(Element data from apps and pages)
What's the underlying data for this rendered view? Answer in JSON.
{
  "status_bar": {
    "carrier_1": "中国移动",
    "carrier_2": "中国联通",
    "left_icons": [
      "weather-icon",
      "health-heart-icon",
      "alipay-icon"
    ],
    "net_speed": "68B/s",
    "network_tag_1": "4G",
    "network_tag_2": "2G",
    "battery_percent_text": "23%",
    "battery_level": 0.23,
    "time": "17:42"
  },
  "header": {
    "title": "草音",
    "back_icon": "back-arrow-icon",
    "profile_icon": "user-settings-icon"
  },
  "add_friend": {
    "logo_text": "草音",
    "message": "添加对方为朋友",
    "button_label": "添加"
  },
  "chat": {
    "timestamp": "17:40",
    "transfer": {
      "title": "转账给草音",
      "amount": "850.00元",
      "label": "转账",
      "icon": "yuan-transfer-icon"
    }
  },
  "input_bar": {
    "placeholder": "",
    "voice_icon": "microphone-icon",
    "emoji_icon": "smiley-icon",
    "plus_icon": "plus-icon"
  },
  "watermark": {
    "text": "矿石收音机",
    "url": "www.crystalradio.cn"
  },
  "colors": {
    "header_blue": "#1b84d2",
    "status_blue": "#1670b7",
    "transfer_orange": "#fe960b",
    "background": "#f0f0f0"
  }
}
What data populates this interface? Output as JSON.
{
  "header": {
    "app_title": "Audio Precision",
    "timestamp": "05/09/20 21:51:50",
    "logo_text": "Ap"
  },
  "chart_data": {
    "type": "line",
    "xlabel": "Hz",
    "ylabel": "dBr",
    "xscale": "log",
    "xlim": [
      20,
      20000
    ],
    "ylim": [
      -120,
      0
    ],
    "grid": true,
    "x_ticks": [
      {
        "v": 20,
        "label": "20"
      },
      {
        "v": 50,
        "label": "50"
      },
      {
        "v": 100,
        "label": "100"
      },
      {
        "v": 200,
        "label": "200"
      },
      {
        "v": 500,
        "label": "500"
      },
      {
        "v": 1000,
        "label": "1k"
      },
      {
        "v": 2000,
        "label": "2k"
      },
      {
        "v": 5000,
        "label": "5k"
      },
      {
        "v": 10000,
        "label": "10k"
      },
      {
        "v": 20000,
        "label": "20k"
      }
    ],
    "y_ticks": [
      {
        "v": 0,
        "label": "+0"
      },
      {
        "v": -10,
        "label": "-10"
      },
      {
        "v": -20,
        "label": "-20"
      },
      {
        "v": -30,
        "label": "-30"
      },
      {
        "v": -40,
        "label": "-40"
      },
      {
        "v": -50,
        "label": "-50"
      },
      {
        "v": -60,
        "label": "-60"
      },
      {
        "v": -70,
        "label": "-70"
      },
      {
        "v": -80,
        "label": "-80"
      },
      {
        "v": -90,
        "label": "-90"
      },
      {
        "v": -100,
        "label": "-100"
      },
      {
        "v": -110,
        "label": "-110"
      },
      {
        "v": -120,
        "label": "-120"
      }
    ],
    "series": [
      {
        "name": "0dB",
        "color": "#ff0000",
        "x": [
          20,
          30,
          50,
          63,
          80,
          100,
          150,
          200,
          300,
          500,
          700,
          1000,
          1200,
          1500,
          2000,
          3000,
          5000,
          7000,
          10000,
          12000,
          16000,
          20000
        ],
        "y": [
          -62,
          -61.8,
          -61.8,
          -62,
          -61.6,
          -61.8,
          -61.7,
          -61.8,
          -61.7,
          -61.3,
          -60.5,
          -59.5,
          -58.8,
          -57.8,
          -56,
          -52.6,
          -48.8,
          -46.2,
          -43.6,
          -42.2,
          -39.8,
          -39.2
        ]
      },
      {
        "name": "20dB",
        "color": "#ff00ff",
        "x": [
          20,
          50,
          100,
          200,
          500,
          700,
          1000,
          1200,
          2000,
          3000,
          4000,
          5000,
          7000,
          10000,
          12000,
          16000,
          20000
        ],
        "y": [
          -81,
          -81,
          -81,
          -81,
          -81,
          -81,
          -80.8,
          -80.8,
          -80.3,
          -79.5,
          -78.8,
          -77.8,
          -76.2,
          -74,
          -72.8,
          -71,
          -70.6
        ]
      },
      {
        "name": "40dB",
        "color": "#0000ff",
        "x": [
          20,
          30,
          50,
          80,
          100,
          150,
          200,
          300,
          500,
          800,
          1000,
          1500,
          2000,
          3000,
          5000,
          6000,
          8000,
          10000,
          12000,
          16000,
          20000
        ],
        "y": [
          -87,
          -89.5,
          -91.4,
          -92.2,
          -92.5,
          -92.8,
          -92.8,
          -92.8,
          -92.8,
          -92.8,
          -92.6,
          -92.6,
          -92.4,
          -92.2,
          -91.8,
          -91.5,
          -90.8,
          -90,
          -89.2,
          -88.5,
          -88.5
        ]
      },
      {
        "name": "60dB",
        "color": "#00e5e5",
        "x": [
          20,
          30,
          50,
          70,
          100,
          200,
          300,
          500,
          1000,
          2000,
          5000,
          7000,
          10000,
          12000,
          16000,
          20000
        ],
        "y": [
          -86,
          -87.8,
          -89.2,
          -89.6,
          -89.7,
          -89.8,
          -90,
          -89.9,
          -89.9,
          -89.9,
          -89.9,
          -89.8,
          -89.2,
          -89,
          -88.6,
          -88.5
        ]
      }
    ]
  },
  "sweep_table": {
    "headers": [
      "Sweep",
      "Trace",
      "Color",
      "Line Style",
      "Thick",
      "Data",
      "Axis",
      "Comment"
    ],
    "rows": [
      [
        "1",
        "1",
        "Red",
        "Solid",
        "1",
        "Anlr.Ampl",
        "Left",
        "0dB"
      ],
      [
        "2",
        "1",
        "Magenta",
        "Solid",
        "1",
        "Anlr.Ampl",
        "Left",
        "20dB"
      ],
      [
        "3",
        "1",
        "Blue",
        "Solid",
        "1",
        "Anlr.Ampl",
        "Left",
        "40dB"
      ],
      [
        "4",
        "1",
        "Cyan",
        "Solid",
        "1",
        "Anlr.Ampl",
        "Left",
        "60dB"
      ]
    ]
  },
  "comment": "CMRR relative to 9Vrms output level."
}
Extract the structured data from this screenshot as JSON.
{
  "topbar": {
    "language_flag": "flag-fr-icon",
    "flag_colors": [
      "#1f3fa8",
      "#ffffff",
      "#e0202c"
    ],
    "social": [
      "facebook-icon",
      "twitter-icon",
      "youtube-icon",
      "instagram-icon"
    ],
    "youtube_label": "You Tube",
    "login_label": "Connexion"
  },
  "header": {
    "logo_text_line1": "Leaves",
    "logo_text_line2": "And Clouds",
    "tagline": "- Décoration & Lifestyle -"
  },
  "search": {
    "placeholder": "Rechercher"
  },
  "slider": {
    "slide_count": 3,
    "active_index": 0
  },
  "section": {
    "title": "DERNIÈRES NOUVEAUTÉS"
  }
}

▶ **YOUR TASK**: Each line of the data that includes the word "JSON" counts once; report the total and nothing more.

▶ **RESULT FOR THIS EXERCISE**: 3